That’s easier said than done, of course. But as Schulz and Merkel prepare to compete with each other on podiums up and down the country in coming months, they share at least one common goal: Avoid the migration issue where possible, and if it can’t be avoided, point to European solutions that are in the works and hope, above all, that the numbers of new arrivals continue to drop.
On Tuesday, Schulz said: “There will be no Europe bashing from me, no hatred for minorities,” he said. “I will fight populists and anti-democrats. Social democrats have always fought against enemies of democracy.”
4) Talk to ordinary Germans
If the AfD does manage to get into the Bundestag for the first time in September, it represents a threat above all to anyone trying to form a majority at the left of CDU of the way it would divide up the electorate. That means Schulz must address himself to the potentially disaffected sectors of the working and middle classes at risk of being lured away by the AfD’s populist message.
In conversations over that past few months, Schulz has given glimpses of an electoral strategy that would focus on giving ordinary Germans the feeling that their work, their tax money and their respect for the rules is worthwhile.

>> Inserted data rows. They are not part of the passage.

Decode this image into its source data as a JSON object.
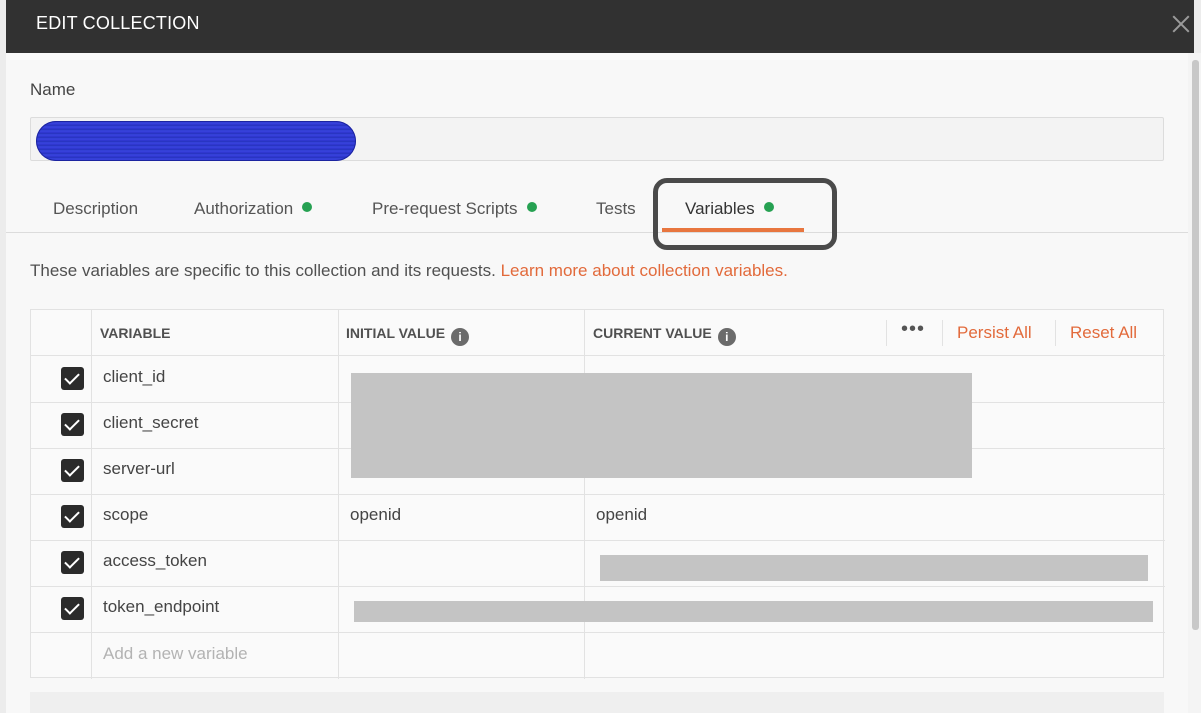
{
  "modal": {
    "title": "EDIT COLLECTION",
    "close_icon": "close-icon"
  },
  "name_field": {
    "label": "Name",
    "value": ""
  },
  "tabs": [
    {
      "label": "Description",
      "has_dot": false,
      "active": false
    },
    {
      "label": "Authorization",
      "has_dot": true,
      "active": false
    },
    {
      "label": "Pre-request Scripts",
      "has_dot": true,
      "active": false
    },
    {
      "label": "Tests",
      "has_dot": false,
      "active": false
    },
    {
      "label": "Variables",
      "has_dot": true,
      "active": true
    }
  ],
  "colors": {
    "accent": "#e26a3b",
    "dot_green": "#26a152",
    "header_bg": "#313131"
  },
  "info": {
    "text": "These variables are specific to this collection and its requests.",
    "link": "Learn more about collection variables."
  },
  "table": {
    "headers": {
      "variable": "VARIABLE",
      "initial_value": "INITIAL VALUE",
      "current_value": "CURRENT VALUE",
      "more": "•••",
      "persist_all": "Persist All",
      "reset_all": "Reset All"
    },
    "rows": [
      {
        "name": "client_id",
        "checked": true,
        "initial": "",
        "current": ""
      },
      {
        "name": "client_secret",
        "checked": true,
        "initial": "",
        "current": ""
      },
      {
        "name": "server-url",
        "checked": true,
        "initial": "",
        "current": ""
      },
      {
        "name": "scope",
        "checked": true,
        "initial": "openid",
        "current": "openid"
      },
      {
        "name": "access_token",
        "checked": true,
        "initial": "",
        "current": ""
      },
      {
        "name": "token_endpoint",
        "checked": true,
        "initial": "",
        "current": ""
      }
    ],
    "new_placeholder": "Add a new variable"
  }
}
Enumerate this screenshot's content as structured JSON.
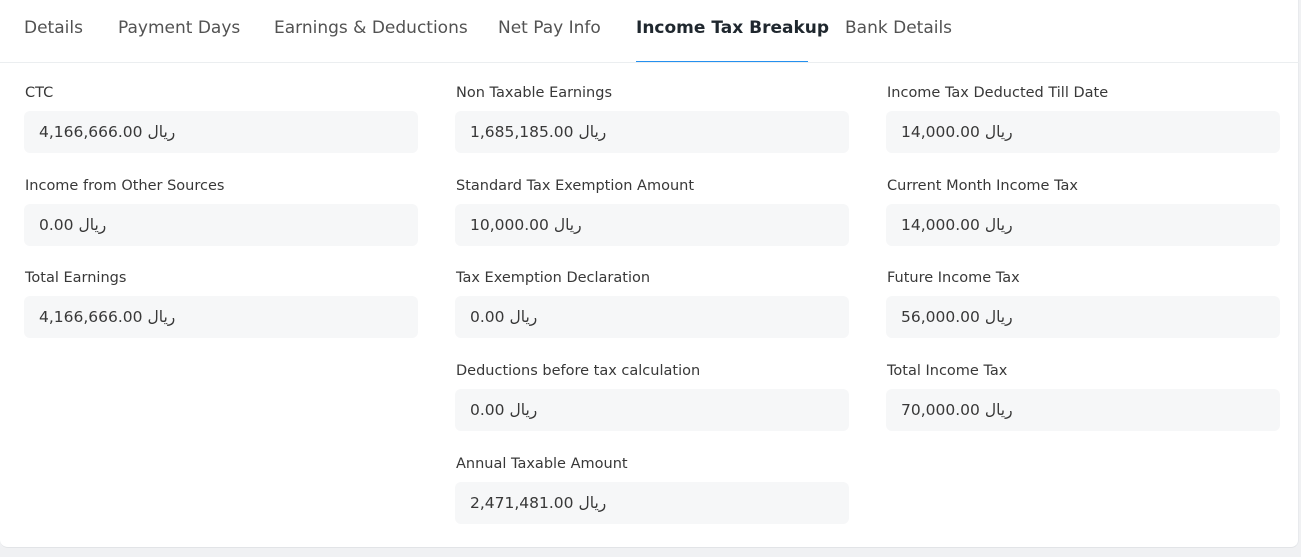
{
  "tabs": [
    {
      "label": "Details",
      "active": false
    },
    {
      "label": "Payment Days",
      "active": false
    },
    {
      "label": "Earnings & Deductions",
      "active": false
    },
    {
      "label": "Net Pay Info",
      "active": false
    },
    {
      "label": "Income Tax Breakup",
      "active": true
    },
    {
      "label": "Bank Details",
      "active": false
    }
  ],
  "accent_color": "#2490ef",
  "columns": {
    "left": [
      {
        "label": "CTC",
        "value": "4,166,666.00 ريال"
      },
      {
        "label": "Income from Other Sources",
        "value": "0.00 ريال"
      },
      {
        "label": "Total Earnings",
        "value": "4,166,666.00 ريال"
      }
    ],
    "middle": [
      {
        "label": "Non Taxable Earnings",
        "value": "1,685,185.00 ريال"
      },
      {
        "label": "Standard Tax Exemption Amount",
        "value": "10,000.00 ريال"
      },
      {
        "label": "Tax Exemption Declaration",
        "value": "0.00 ريال"
      },
      {
        "label": "Deductions before tax calculation",
        "value": "0.00 ريال"
      },
      {
        "label": "Annual Taxable Amount",
        "value": "2,471,481.00 ريال"
      }
    ],
    "right": [
      {
        "label": "Income Tax Deducted Till Date",
        "value": "14,000.00 ريال"
      },
      {
        "label": "Current Month Income Tax",
        "value": "14,000.00 ريال"
      },
      {
        "label": "Future Income Tax",
        "value": "56,000.00 ريال"
      },
      {
        "label": "Total Income Tax",
        "value": "70,000.00 ريال"
      }
    ]
  }
}
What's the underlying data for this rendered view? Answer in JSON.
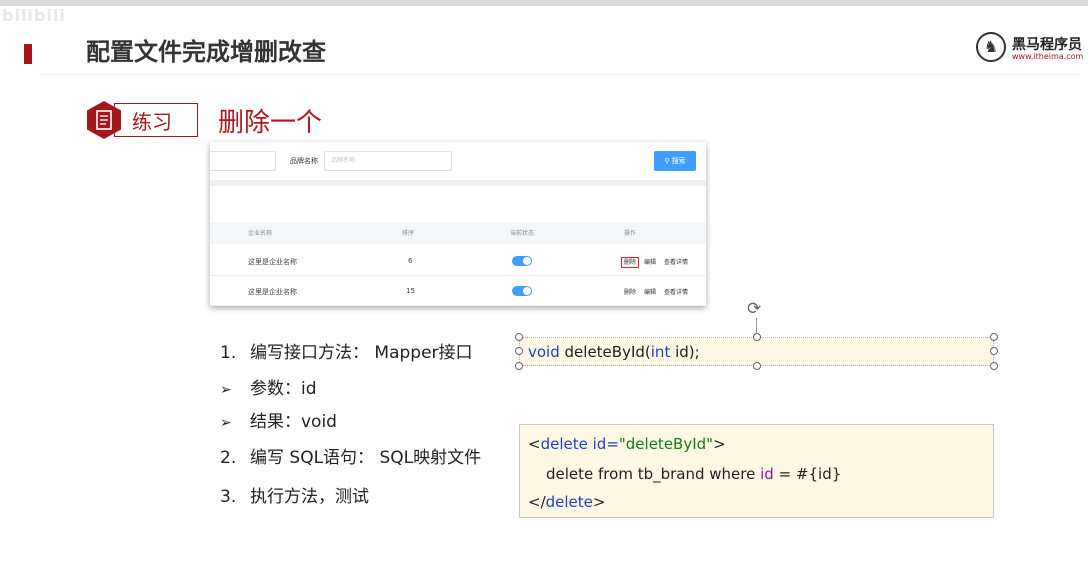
{
  "watermark": "bilibili",
  "slide": {
    "title": "配置文件完成增删改查",
    "logo": {
      "name_cn": "黑马程序员",
      "url": "www.itheima.com"
    },
    "badge_label": "练习",
    "section_title": "删除一个"
  },
  "screenshot": {
    "brand_label": "品牌名称",
    "brand_placeholder": "品牌名称",
    "search_label": "搜索",
    "headers": [
      "企业名称",
      "排序",
      "当前状态",
      "操作"
    ],
    "rows": [
      {
        "company": "这里是企业名称",
        "order": "6",
        "status_on": true,
        "ops": [
          "删除",
          "编辑",
          "查看详情"
        ]
      },
      {
        "company": "这里是企业名称",
        "order": "15",
        "status_on": true,
        "ops": [
          "删除",
          "编辑",
          "查看详情"
        ]
      }
    ]
  },
  "steps": [
    {
      "marker": "1.",
      "text": "编写接口方法： Mapper接口"
    },
    {
      "marker": "➢",
      "text": "参数：id"
    },
    {
      "marker": "➢",
      "text": "结果：void"
    },
    {
      "marker": "2.",
      "text": "编写 SQL语句： SQL映射文件"
    },
    {
      "marker": "3.",
      "text": "执行方法，测试"
    }
  ],
  "code_method": {
    "void": "void",
    "name": "deleteById(",
    "int": "int",
    "param": "id);"
  },
  "code_xml": {
    "open_bracket": "<",
    "tag": "delete",
    "attr": "id=",
    "attr_value": "\"deleteById\"",
    "open_close": ">",
    "sql_a": "delete from tb_brand where ",
    "sql_id": "id",
    "sql_b": " = #{id}",
    "close_open": "</",
    "close_tag": "delete",
    "close_end": ">"
  },
  "colors": {
    "accent_red": "#a3161c",
    "keyword_blue": "#1f3fbf",
    "string_green": "#157a15",
    "element_blue": "#409eff",
    "code_bg": "#fdf8e4"
  }
}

Another version, adapted to wherever Schulz is delivering his speech, is that it’s unacceptable for the local pub in [fill in the name of the relevant German city] to pay taxes when Starbucks doesn’t.
“We want hard working people who stick to the rules to be able to live well in Germany,” he said at Tuesday’s press conference. “We want people to feel respected, to have a good future for their children … that they have the same, fair opportunities to achieve in our society. SPD has a claim to leadership on these issues in this country.”
5) Play to your strengths
Schulz’s detractors often say he has no experience in German politics other than his years as mayor of Würselen, his small hometown close to Aachen, and tend to speak disparagingly of his 23 years in the European Parliament. In one opinion poll late last year, one in four Germans said they had never heard of him — though, on the flipside, that implies that three-quarters of them have.
In a country where politicians like to make a fuss of their doctorates, Schulz is a high-school drop-out who didn’t go to university. He has fought off alcoholism — successfully — and is no stranger to personal criticism from sectors of the media. However, he also knows how to leverage his position as Germany’s most influential man in Brussels, appearing in lots of TV talk shows and interviews and making the most of the photo opportunities. Fluent in English and French and few more European languages, he can more than hold his own at top international gatherings like Davos, where last week he met U.K. Chancellor Philip Hammond and U.N. Secretary General Antonio Guterres, and picked a fight with Dutch Prime Minister Mark Rutte.
And if the worst comes to the worst, and the SPD is condemned to another four years playing junior partner to Merkel’s conservatives, Schulz’s Brussels years show he can flourish in a ‘grand coalition.’